## What to produce
Write out all of the records, keeping each one exactly as written.

===== Materials provided =====

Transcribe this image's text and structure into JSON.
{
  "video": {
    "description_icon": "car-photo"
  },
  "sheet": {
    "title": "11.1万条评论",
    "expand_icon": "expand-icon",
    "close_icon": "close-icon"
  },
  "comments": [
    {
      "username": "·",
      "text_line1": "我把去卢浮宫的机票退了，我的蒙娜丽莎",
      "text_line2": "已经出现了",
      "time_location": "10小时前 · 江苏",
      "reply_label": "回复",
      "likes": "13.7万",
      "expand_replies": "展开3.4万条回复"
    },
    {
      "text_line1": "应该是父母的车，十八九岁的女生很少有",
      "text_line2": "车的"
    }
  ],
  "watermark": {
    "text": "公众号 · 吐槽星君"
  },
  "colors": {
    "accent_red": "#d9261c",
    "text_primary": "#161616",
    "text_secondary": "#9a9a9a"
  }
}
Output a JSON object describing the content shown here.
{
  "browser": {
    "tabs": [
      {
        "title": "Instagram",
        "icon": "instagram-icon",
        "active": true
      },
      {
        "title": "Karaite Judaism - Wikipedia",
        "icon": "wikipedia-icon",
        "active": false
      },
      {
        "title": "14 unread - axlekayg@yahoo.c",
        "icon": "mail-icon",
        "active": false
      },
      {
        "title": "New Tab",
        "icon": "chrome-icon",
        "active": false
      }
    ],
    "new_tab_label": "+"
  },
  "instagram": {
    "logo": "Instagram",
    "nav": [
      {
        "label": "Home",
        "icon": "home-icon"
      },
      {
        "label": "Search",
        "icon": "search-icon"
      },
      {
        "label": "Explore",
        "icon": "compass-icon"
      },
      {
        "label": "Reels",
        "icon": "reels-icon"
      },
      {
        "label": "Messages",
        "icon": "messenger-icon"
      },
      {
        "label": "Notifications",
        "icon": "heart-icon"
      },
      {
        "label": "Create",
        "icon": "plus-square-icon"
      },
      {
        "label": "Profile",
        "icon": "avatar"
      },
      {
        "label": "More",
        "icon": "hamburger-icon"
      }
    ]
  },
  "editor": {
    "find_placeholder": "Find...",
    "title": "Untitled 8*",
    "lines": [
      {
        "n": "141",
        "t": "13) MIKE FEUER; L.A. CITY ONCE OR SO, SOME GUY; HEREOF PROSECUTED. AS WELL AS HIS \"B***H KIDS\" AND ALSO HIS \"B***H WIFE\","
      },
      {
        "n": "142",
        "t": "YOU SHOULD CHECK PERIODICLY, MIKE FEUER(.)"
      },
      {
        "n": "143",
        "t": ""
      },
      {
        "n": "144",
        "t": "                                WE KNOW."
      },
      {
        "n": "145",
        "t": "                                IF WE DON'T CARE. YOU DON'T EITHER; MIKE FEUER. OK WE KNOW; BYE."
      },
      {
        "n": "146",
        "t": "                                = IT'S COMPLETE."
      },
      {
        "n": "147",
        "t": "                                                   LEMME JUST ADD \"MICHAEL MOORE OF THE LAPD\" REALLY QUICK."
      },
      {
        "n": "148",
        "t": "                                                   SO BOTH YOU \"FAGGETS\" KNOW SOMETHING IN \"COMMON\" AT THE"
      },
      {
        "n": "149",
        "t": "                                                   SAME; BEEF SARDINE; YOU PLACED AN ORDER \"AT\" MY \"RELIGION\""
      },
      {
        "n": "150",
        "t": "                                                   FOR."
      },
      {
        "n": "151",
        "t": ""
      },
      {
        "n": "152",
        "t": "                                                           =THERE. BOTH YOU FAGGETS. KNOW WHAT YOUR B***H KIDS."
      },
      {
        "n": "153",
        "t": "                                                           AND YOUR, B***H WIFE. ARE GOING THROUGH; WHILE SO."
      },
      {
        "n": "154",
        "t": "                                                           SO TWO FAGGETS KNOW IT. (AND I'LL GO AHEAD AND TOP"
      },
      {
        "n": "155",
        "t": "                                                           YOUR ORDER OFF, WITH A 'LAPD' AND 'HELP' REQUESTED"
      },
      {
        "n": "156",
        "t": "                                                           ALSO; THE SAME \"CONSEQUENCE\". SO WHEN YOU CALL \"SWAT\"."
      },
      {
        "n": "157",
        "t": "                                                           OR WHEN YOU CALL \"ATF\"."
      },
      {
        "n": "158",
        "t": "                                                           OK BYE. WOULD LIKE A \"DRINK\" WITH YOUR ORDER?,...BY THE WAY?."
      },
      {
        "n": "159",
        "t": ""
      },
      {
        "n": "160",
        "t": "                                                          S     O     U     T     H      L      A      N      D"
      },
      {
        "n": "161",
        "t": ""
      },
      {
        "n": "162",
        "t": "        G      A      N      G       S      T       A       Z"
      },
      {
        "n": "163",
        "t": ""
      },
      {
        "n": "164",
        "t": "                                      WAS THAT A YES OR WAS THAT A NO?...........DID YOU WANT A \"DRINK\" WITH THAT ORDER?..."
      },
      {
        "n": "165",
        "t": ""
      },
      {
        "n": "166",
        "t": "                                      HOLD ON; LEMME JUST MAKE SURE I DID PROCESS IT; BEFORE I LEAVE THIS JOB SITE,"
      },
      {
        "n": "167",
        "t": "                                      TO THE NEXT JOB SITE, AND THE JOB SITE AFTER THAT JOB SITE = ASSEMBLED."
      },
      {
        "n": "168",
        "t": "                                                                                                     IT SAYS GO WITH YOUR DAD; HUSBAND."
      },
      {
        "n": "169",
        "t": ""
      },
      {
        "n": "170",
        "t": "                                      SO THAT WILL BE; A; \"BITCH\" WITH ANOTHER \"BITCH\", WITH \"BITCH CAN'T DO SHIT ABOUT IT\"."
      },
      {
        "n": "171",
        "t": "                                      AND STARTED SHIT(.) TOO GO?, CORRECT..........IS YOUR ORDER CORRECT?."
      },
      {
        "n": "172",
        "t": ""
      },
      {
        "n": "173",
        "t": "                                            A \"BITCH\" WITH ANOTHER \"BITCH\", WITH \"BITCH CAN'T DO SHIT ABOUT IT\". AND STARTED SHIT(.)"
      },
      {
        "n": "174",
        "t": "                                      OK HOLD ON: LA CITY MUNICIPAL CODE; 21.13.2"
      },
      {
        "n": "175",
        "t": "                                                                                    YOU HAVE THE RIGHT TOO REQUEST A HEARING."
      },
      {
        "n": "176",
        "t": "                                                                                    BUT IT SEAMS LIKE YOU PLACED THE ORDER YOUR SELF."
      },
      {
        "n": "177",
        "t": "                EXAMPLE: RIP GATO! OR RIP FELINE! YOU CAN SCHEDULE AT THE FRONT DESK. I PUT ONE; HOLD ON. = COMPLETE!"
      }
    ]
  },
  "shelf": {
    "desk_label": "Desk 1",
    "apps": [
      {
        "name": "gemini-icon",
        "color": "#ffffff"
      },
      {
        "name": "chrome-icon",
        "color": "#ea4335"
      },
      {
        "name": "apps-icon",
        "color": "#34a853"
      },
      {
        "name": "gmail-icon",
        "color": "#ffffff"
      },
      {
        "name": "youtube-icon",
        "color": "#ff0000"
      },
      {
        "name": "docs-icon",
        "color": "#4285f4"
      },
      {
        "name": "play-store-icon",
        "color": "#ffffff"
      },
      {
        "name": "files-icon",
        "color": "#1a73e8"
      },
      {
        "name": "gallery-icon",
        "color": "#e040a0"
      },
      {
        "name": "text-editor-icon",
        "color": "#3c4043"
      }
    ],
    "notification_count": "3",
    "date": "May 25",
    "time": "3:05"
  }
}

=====

## The answer
Transcribe this image's text and structure into JSON.
{
  "video": {
    "description_icon": "car-photo"
  },
  "sheet": {
    "title": "11.1万条评论",
    "expand_icon": "expand-icon",
    "close_icon": "close-icon"
  },
  "comments": [
    {
      "username": "·",
      "text_line1": "我把去卢浮宫的机票退了，我的蒙娜丽莎",
      "text_line2": "已经出现了",
      "time_location": "10小时前 · 江苏",
      "reply_label": "回复",
      "likes": "13.7万",
      "expand_replies": "展开3.4万条回复"
    },
    {
      "text_line1": "应该是父母的车，十八九岁的女生很少有",
      "text_line2": "车的"
    }
  ],
  "watermark": {
    "text": "公众号 · 吐槽星君"
  },
  "colors": {
    "accent_red": "#d9261c",
    "text_primary": "#161616",
    "text_secondary": "#9a9a9a"
  }
}
Output a JSON object describing the content shown here.
{
  "browser": {
    "tabs": [
      {
        "title": "Instagram",
        "icon": "instagram-icon",
        "active": true
      },
      {
        "title": "Karaite Judaism - Wikipedia",
        "icon": "wikipedia-icon",
        "active": false
      },
      {
        "title": "14 unread - axlekayg@yahoo.c",
        "icon": "mail-icon",
        "active": false
      },
      {
        "title": "New Tab",
        "icon": "chrome-icon",
        "active": false
      }
    ],
    "new_tab_label": "+"
  },
  "instagram": {
    "logo": "Instagram",
    "nav": [
      {
        "label": "Home",
        "icon": "home-icon"
      },
      {
        "label": "Search",
        "icon": "search-icon"
      },
      {
        "label": "Explore",
        "icon": "compass-icon"
      },
      {
        "label": "Reels",
        "icon": "reels-icon"
      },
      {
        "label": "Messages",
        "icon": "messenger-icon"
      },
      {
        "label": "Notifications",
        "icon": "heart-icon"
      },
      {
        "label": "Create",
        "icon": "plus-square-icon"
      },
      {
        "label": "Profile",
        "icon": "avatar"
      },
      {
        "label": "More",
        "icon": "hamburger-icon"
      }
    ]
  },
  "editor": {
    "find_placeholder": "Find...",
    "title": "Untitled 8*",
    "lines": [
      {
        "n": "141",
        "t": "13) MIKE FEUER; L.A. CITY ONCE OR SO, SOME GUY; HEREOF PROSECUTED. AS WELL AS HIS \"B***H KIDS\" AND ALSO HIS \"B***H WIFE\","
      },
      {
        "n": "142",
        "t": "YOU SHOULD CHECK PERIODICLY, MIKE FEUER(.)"
      },
      {
        "n": "143",
        "t": ""
      },
      {
        "n": "144",
        "t": "                                WE KNOW."
      },
      {
        "n": "145",
        "t": "                                IF WE DON'T CARE. YOU DON'T EITHER; MIKE FEUER. OK WE KNOW; BYE."
      },
      {
        "n": "146",
        "t": "                                = IT'S COMPLETE."
      },
      {
        "n": "147",
        "t": "                                                   LEMME JUST ADD \"MICHAEL MOORE OF THE LAPD\" REALLY QUICK."
      },
      {
        "n": "148",
        "t": "                                                   SO BOTH YOU \"FAGGETS\" KNOW SOMETHING IN \"COMMON\" AT THE"
      },
      {
        "n": "149",
        "t": "                                                   SAME; BEEF SARDINE; YOU PLACED AN ORDER \"AT\" MY \"RELIGION\""
      },
      {
        "n": "150",
        "t": "                                                   FOR."
      },
      {
        "n": "151",
        "t": ""
      },
      {
        "n": "152",
        "t": "                                                           =THERE. BOTH YOU FAGGETS. KNOW WHAT YOUR B***H KIDS."
      },
      {
        "n": "153",
        "t": "                                                           AND YOUR, B***H WIFE. ARE GOING THROUGH; WHILE SO."
      },
      {
        "n": "154",
        "t": "                                                           SO TWO FAGGETS KNOW IT. (AND I'LL GO AHEAD AND TOP"
      },
      {
        "n": "155",
        "t": "                                                           YOUR ORDER OFF, WITH A 'LAPD' AND 'HELP' REQUESTED"
      },
      {
        "n": "156",
        "t": "                                                           ALSO; THE SAME \"CONSEQUENCE\". SO WHEN YOU CALL \"SWAT\"."
      },
      {
        "n": "157",
        "t": "                                                           OR WHEN YOU CALL \"ATF\"."
      },
      {
        "n": "158",
        "t": "                                                           OK BYE. WOULD LIKE A \"DRINK\" WITH YOUR ORDER?,...BY THE WAY?."
      },
      {
        "n": "159",
        "t": ""
      },
      {
        "n": "160",
        "t": "                                                          S     O     U     T     H      L      A      N      D"
      },
      {
        "n": "161",
        "t": ""
      },
      {
        "n": "162",
        "t": "        G      A      N      G       S      T       A       Z"
      },
      {
        "n": "163",
        "t": ""
      },
      {
        "n": "164",
        "t": "                                      WAS THAT A YES OR WAS THAT A NO?...........DID YOU WANT A \"DRINK\" WITH THAT ORDER?..."
      },
      {
        "n": "165",
        "t": ""
      },
      {
        "n": "166",
        "t": "                                      HOLD ON; LEMME JUST MAKE SURE I DID PROCESS IT; BEFORE I LEAVE THIS JOB SITE,"
      },
      {
        "n": "167",
        "t": "                                      TO THE NEXT JOB SITE, AND THE JOB SITE AFTER THAT JOB SITE = ASSEMBLED."
      },
      {
        "n": "168",
        "t": "                                                                                                     IT SAYS GO WITH YOUR DAD; HUSBAND."
      },
      {
        "n": "169",
        "t": ""
      },
      {
        "n": "170",
        "t": "                                      SO THAT WILL BE; A; \"BITCH\" WITH ANOTHER \"BITCH\", WITH \"BITCH CAN'T DO SHIT ABOUT IT\"."
      },
      {
        "n": "171",
        "t": "                                      AND STARTED SHIT(.) TOO GO?, CORRECT..........IS YOUR ORDER CORRECT?."
      },
      {
        "n": "172",
        "t": ""
      },
      {
        "n": "173",
        "t": "                                            A \"BITCH\" WITH ANOTHER \"BITCH\", WITH \"BITCH CAN'T DO SHIT ABOUT IT\". AND STARTED SHIT(.)"
      },
      {
        "n": "174",
        "t": "                                      OK HOLD ON: LA CITY MUNICIPAL CODE; 21.13.2"
      },
      {
        "n": "175",
        "t": "                                                                                    YOU HAVE THE RIGHT TOO REQUEST A HEARING."
      },
      {
        "n": "176",
        "t": "                                                                                    BUT IT SEAMS LIKE YOU PLACED THE ORDER YOUR SELF."
      },
      {
        "n": "177",
        "t": "                EXAMPLE: RIP GATO! OR RIP FELINE! YOU CAN SCHEDULE AT THE FRONT DESK. I PUT ONE; HOLD ON. = COMPLETE!"
      }
    ]
  },
  "shelf": {
    "desk_label": "Desk 1",
    "apps": [
      {
        "name": "gemini-icon",
        "color": "#ffffff"
      },
      {
        "name": "chrome-icon",
        "color": "#ea4335"
      },
      {
        "name": "apps-icon",
        "color": "#34a853"
      },
      {
        "name": "gmail-icon",
        "color": "#ffffff"
      },
      {
        "name": "youtube-icon",
        "color": "#ff0000"
      },
      {
        "name": "docs-icon",
        "color": "#4285f4"
      },
      {
        "name": "play-store-icon",
        "color": "#ffffff"
      },
      {
        "name": "files-icon",
        "color": "#1a73e8"
      },
      {
        "name": "gallery-icon",
        "color": "#e040a0"
      },
      {
        "name": "text-editor-icon",
        "color": "#3c4043"
      }
    ],
    "notification_count": "3",
    "date": "May 25",
    "time": "3:05"
  }
}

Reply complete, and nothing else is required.